It not clear that voluntary measures, which Tumwater has and which Olympia recommended for children’s playground areas in a 2013 resolution, are enough.
Lacey Mayor Andy Ryder, Deputy Mayor Cynthia Pratt and Councilwoman Rachel Young deserve credit for considering a broader, more restrictive policy in the council’s General Government Committee.
It now makes sense for Lacey to study the experiences of jurisdictions that ban smoking in parks — in terms of reduced litter, reduced fire risks and the reduced hassle factor for parents and others who just want to imbibe a bit of clean air.
South Sound residents should be able to expect fresh air when stepping into a local park. As we noted a year ago, it also makes sense for the state Department of Enterprise Services to consider a policy for its downtown Olympia property at Sylvester Park and Heritage Park.
Washington was in the vanguard of states in 1985 when it banned smoking in most indoor public places and workplaces. Bars, restaurants and a few other places were exempted until 2005 when voters enacted Initiative 901’s more sweeping indoor smoking ban. I-901 included a 25-foot buffer around the entrance doors to bars, restaurants and bowling alleys.
The no-smoking frontier is still moving, as it should, to other public places.
As Lacey moves forward, its leaders have a front-row seat to observe neighboring Olympia’s experience in the coming year.

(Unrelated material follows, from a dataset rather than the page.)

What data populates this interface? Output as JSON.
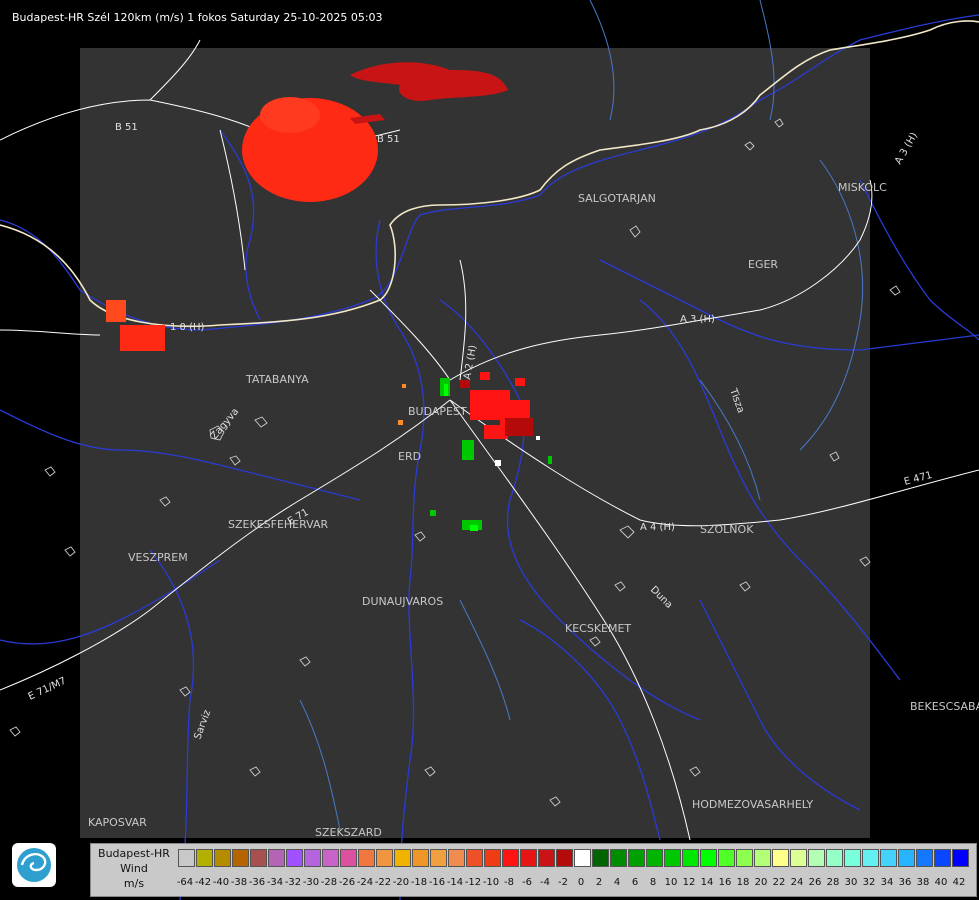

Though tougher curbs on public smoking are reasonable, changes in societal norms like these require time for all of us to adjust.